Aerification helps remove excess organic matter when a plug is pulled, and helps dilute the existing soil profile when sand is used to fill the hole. Traditional hollow tine aerifiers pull a plug 3-4" in length. This also happens to be the approximate depth of sand and organic matter which has accumulated during the life of the greens. Thus, we are finding that we are reaching the limit of a traditional aerifier being able to break through the built up material, and create a channel to the mix below.
What's the answer to this? We decided to go with the one-two punch again this spring. On Monday, we aerified the greens with 7/16" hollow tines on a very tight spacing. The plugs were removed (organic matter reduction) and the holes filled with sand.
Phase two occurred the next day when we had an outside contractor come to the course with some unique aerifiers, called Dryject. These machines use high pressure water to create a small hole on the surface, and sand is instantly vacuumed into this. The company set the machines to the 4-6" depth we were looking for.
As you can see in the picture, the Dryject was able to get more sand, deeper into the soil profile when compared to a traditional core aerifier.
Between the two processes, we used 90 tons of sand on the greens! Players sometimes ask us why we need to aerfiy the greens when they are in great shape. The answer is that it is this kind of on-going cultural practices which allow us to have great greens throughout the year.

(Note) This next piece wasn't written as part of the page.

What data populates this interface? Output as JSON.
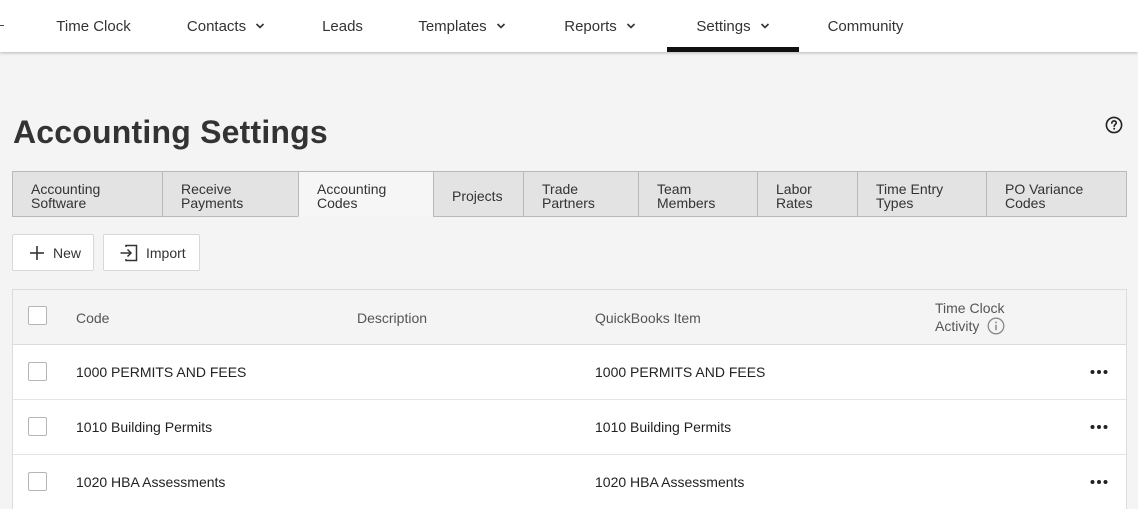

A comparison could be made to a car: Why take it in for maintenance when it's running fine? Because it's that maintenance that keep your vehicle running well. This combination of aerification practices provides the benefits that will help the greens make it through this summer's heat.